We're moving out of our apartment at the end of March, thanks to a cranky landlord and rental laws that give foreigners few rights.
Not unlike elsewhere in the world, the real estate industry here seems to be full of fraud, scams and tax evasion. It's common to hear of renters not getting their deposits back at the end of their lease, even though no damage has been done to the apartment. Sometimes renters put a deposit down never to actually receive the apartment — and of course don't get their deposit back. All prices are listed in dollars and many landlords try to demand rent in dollars, in violation of Argentine law.
There are also different types of rental contracts. The standard Argentine lease is for two years and isn't usually available to foreigners (because they don't have a garantia). There's a separate type of temporary lease with a duration of no more than six months. Since there's a large number of foreigners and students here, as well as tourists looking for a cheaper alternative to hotels, there's a large market catering to short-term rentals. These apartments are usually furnished and the price is usually all inclusive (taxes, utilities, internet).
As Ben wrote previously, the government recently imposed restrictions on buying dollars, which means that Argentines who haven't been declaring their rental income can't convert rent paid in pesos to dollars. But foreigners are also unable to convert to dollars, meaning they need to pay in pesos.

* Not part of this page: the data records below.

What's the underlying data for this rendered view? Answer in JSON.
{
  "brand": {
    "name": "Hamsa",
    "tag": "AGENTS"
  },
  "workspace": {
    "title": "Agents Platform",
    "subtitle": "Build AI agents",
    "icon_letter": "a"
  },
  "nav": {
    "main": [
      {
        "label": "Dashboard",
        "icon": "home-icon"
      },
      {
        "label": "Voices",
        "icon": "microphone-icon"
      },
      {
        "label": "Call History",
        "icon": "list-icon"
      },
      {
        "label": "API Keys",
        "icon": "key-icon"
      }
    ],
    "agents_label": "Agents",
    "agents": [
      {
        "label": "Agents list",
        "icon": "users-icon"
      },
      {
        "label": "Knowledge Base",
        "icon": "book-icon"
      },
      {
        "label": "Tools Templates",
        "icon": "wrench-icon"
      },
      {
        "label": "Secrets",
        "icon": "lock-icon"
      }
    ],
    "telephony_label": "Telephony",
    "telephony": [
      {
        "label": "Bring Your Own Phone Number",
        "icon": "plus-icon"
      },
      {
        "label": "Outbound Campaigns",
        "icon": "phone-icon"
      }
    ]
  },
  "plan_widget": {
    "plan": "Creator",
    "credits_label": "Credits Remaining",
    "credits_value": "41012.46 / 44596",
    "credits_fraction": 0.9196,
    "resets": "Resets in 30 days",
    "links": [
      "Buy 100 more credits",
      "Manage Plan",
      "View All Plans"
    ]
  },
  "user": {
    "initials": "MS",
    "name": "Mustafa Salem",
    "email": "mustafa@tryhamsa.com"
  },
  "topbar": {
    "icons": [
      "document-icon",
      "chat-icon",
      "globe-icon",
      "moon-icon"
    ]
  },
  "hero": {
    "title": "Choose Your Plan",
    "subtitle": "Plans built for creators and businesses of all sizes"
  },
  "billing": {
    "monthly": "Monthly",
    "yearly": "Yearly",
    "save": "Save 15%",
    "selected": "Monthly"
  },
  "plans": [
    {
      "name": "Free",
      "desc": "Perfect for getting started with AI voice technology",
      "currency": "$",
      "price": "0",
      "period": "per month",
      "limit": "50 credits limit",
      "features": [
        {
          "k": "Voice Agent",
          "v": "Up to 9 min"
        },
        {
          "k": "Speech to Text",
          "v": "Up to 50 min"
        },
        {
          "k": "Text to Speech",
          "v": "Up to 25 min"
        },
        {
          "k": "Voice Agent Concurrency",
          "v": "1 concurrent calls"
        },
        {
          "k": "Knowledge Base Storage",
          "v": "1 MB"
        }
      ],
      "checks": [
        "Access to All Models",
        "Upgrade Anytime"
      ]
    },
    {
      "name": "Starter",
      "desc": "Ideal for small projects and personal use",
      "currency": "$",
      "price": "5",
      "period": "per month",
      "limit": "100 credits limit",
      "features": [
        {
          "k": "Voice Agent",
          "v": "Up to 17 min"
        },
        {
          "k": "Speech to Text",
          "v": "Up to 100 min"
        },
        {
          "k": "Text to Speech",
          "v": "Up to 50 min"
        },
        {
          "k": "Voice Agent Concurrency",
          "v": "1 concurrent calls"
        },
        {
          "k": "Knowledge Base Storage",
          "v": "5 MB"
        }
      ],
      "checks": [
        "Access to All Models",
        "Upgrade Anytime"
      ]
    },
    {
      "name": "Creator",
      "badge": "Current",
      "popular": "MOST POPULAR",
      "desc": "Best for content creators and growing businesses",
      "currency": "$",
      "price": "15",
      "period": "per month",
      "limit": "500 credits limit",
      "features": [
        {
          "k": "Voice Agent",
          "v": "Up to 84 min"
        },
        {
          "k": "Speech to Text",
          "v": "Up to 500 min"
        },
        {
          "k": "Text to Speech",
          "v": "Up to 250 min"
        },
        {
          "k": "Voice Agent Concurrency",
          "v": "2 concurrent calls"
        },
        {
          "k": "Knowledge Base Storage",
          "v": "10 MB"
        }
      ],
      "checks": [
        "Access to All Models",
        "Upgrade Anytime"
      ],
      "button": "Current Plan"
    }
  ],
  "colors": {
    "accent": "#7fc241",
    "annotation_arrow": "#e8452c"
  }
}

The new rules don't matter for tourists looking for an apartment for a week. It's easy for them to bring dollars with them (the legal limit is still $10,000) and pay for their apartment in dollars. And the biggest short-term rental site, ByT, has hundreds of listings. There are some horror stories of people whose apartments rented through ByT weren't what they were expecting. But, at the least, the option of renting with them exists (we rented through them our first month and had no problems).
But ByT has no interest in serving clients looking for more than a one- or two-week lease. If you want to know any more than the basic information about an apartment, they decide you aren't worth their trouble and pretty much stop dealing with you. There's no assistance in finding the kind of listing you want -- you have to search through every listing on their site, and inquire individually about whether they're available. And for long-term rentals, they're willing to show you one and only one apartment in person. If you don't like the one you choose, tough luck.
There are other sites that are more willing to facilitate long-term leases. After all, signing someone up for five months assures that the apartment won't be vacant at all. But many of these sites don't have the same range of apartments. In most cases, filtering for our neighborhood and our current rent + $300 returned only one or two results. On ByT, there were dozens. And most of those sites still cater primarily to tourists.
I've never worked in real estate. But I have to imagine that there's a value to medium-term rentals. If you're renting a place out every week, you have to have the staff available to deal with all the requests and also to check-in and check-out guests. Plus there's the risk that an apartment will remain vacant for a week. With rentals of a month or more, the work involved in renting an apartment decreases significantly. You have to welcome guests much less frequently, and there are fewer opportunities for guests to be unhappy about the quality of their apartment.
I'd love to see someone start a real estate agency here aimed at affordable medium-term rentals. Sign up enough owners who are willing to accept rent in pesos in exchange for more guaranteed income. Market yourself to foreigners living in Argentina, not to tourists. And don't scam people. This would be a huge improvement in the city's real estate scene. And there are plenty of people looking for exactly this kind of service.